Instructions for the task:
Would you print the whole listing again, word for word?

Given entries:
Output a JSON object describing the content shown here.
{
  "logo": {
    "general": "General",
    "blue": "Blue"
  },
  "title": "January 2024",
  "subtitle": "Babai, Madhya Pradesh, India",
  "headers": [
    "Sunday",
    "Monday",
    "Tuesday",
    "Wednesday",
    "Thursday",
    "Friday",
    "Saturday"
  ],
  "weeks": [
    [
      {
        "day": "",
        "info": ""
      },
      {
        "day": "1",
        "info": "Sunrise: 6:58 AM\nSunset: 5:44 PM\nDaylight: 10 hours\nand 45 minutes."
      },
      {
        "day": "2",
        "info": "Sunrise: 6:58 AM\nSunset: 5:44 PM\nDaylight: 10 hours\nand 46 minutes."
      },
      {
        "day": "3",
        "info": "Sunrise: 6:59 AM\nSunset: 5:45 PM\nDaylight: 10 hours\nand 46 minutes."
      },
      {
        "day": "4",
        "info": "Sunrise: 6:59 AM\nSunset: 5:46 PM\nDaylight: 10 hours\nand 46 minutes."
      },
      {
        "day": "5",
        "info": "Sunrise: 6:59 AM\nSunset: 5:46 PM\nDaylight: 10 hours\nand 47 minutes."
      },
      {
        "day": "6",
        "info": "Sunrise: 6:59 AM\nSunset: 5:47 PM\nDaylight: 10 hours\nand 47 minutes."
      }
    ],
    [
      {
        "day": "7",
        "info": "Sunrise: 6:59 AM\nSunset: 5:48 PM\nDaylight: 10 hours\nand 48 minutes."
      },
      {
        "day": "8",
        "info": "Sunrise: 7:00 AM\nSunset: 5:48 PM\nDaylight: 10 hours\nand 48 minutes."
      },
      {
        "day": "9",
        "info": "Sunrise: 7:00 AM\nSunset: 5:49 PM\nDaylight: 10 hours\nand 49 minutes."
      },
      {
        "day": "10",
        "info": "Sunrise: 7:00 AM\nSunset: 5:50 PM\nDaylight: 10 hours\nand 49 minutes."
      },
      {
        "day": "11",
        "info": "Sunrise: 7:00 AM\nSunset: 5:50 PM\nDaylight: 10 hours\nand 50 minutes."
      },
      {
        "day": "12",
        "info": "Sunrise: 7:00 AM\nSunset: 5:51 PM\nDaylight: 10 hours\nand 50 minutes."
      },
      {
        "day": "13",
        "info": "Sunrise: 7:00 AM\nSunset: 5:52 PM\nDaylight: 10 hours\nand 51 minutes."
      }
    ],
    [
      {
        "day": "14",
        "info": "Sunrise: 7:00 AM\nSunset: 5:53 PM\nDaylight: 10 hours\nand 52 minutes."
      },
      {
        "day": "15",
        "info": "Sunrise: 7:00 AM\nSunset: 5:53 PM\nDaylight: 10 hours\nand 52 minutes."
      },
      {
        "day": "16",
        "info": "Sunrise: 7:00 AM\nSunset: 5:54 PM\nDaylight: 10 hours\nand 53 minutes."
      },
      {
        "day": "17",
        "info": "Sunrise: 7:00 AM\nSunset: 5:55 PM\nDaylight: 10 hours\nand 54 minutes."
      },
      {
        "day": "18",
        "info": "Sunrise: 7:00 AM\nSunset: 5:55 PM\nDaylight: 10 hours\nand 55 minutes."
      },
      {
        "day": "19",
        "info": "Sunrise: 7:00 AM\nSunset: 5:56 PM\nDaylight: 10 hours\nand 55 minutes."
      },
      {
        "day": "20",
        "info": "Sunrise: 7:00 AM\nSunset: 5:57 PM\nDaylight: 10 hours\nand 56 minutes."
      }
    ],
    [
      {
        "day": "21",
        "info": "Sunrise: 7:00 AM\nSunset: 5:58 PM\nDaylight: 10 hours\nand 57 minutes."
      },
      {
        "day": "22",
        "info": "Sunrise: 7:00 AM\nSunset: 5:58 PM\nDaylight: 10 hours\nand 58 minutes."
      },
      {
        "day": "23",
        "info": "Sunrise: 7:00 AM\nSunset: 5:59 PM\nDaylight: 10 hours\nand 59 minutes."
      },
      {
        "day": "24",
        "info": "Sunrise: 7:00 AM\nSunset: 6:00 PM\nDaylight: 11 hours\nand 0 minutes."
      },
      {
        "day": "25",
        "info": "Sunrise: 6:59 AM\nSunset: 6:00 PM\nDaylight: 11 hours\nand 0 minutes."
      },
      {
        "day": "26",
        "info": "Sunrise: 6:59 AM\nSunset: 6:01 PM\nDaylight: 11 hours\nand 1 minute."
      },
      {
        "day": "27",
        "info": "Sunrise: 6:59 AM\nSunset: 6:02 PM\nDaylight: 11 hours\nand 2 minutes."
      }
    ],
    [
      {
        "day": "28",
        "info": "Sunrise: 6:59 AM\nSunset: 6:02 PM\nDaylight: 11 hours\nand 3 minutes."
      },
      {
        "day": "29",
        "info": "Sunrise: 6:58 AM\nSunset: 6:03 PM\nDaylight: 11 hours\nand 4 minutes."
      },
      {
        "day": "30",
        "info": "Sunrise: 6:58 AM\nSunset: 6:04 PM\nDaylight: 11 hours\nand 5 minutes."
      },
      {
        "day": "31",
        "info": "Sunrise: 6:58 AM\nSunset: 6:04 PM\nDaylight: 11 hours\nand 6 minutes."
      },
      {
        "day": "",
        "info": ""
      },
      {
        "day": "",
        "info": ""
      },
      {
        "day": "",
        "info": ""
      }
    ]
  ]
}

Task solution:
Output a JSON object describing the content shown here.
{
  "logo": {
    "general": "General",
    "blue": "Blue"
  },
  "title": "January 2024",
  "subtitle": "Babai, Madhya Pradesh, India",
  "headers": [
    "Sunday",
    "Monday",
    "Tuesday",
    "Wednesday",
    "Thursday",
    "Friday",
    "Saturday"
  ],
  "weeks": [
    [
      {
        "day": "",
        "info": ""
      },
      {
        "day": "1",
        "info": "Sunrise: 6:58 AM\nSunset: 5:44 PM\nDaylight: 10 hours\nand 45 minutes."
      },
      {
        "day": "2",
        "info": "Sunrise: 6:58 AM\nSunset: 5:44 PM\nDaylight: 10 hours\nand 46 minutes."
      },
      {
        "day": "3",
        "info": "Sunrise: 6:59 AM\nSunset: 5:45 PM\nDaylight: 10 hours\nand 46 minutes."
      },
      {
        "day": "4",
        "info": "Sunrise: 6:59 AM\nSunset: 5:46 PM\nDaylight: 10 hours\nand 46 minutes."
      },
      {
        "day": "5",
        "info": "Sunrise: 6:59 AM\nSunset: 5:46 PM\nDaylight: 10 hours\nand 47 minutes."
      },
      {
        "day": "6",
        "info": "Sunrise: 6:59 AM\nSunset: 5:47 PM\nDaylight: 10 hours\nand 47 minutes."
      }
    ],
    [
      {
        "day": "7",
        "info": "Sunrise: 6:59 AM\nSunset: 5:48 PM\nDaylight: 10 hours\nand 48 minutes."
      },
      {
        "day": "8",
        "info": "Sunrise: 7:00 AM\nSunset: 5:48 PM\nDaylight: 10 hours\nand 48 minutes."
      },
      {
        "day": "9",
        "info": "Sunrise: 7:00 AM\nSunset: 5:49 PM\nDaylight: 10 hours\nand 49 minutes."
      },
      {
        "day": "10",
        "info": "Sunrise: 7:00 AM\nSunset: 5:50 PM\nDaylight: 10 hours\nand 49 minutes."
      },
      {
        "day": "11",
        "info": "Sunrise: 7:00 AM\nSunset: 5:50 PM\nDaylight: 10 hours\nand 50 minutes."
      },
      {
        "day": "12",
        "info": "Sunrise: 7:00 AM\nSunset: 5:51 PM\nDaylight: 10 hours\nand 50 minutes."
      },
      {
        "day": "13",
        "info": "Sunrise: 7:00 AM\nSunset: 5:52 PM\nDaylight: 10 hours\nand 51 minutes."
      }
    ],
    [
      {
        "day": "14",
        "info": "Sunrise: 7:00 AM\nSunset: 5:53 PM\nDaylight: 10 hours\nand 52 minutes."
      },
      {
        "day": "15",
        "info": "Sunrise: 7:00 AM\nSunset: 5:53 PM\nDaylight: 10 hours\nand 52 minutes."
      },
      {
        "day": "16",
        "info": "Sunrise: 7:00 AM\nSunset: 5:54 PM\nDaylight: 10 hours\nand 53 minutes."
      },
      {
        "day": "17",
        "info": "Sunrise: 7:00 AM\nSunset: 5:55 PM\nDaylight: 10 hours\nand 54 minutes."
      },
      {
        "day": "18",
        "info": "Sunrise: 7:00 AM\nSunset: 5:55 PM\nDaylight: 10 hours\nand 55 minutes."
      },
      {
        "day": "19",
        "info": "Sunrise: 7:00 AM\nSunset: 5:56 PM\nDaylight: 10 hours\nand 55 minutes."
      },
      {
        "day": "20",
        "info": "Sunrise: 7:00 AM\nSunset: 5:57 PM\nDaylight: 10 hours\nand 56 minutes."
      }
    ],
    [
      {
        "day": "21",
        "info": "Sunrise: 7:00 AM\nSunset: 5:58 PM\nDaylight: 10 hours\nand 57 minutes."
      },
      {
        "day": "22",
        "info": "Sunrise: 7:00 AM\nSunset: 5:58 PM\nDaylight: 10 hours\nand 58 minutes."
      },
      {
        "day": "23",
        "info": "Sunrise: 7:00 AM\nSunset: 5:59 PM\nDaylight: 10 hours\nand 59 minutes."
      },
      {
        "day": "24",
        "info": "Sunrise: 7:00 AM\nSunset: 6:00 PM\nDaylight: 11 hours\nand 0 minutes."
      },
      {
        "day": "25",
        "info": "Sunrise: 6:59 AM\nSunset: 6:00 PM\nDaylight: 11 hours\nand 0 minutes."
      },
      {
        "day": "26",
        "info": "Sunrise: 6:59 AM\nSunset: 6:01 PM\nDaylight: 11 hours\nand 1 minute."
      },
      {
        "day": "27",
        "info": "Sunrise: 6:59 AM\nSunset: 6:02 PM\nDaylight: 11 hours\nand 2 minutes."
      }
    ],
    [
      {
        "day": "28",
        "info": "Sunrise: 6:59 AM\nSunset: 6:02 PM\nDaylight: 11 hours\nand 3 minutes."
      },
      {
        "day": "29",
        "info": "Sunrise: 6:58 AM\nSunset: 6:03 PM\nDaylight: 11 hours\nand 4 minutes."
      },
      {
        "day": "30",
        "info": "Sunrise: 6:58 AM\nSunset: 6:04 PM\nDaylight: 11 hours\nand 5 minutes."
      },
      {
        "day": "31",
        "info": "Sunrise: 6:58 AM\nSunset: 6:04 PM\nDaylight: 11 hours\nand 6 minutes."
      },
      {
        "day": "",
        "info": ""
      },
      {
        "day": "",
        "info": ""
      },
      {
        "day": "",
        "info": ""
      }
    ]
  ]
}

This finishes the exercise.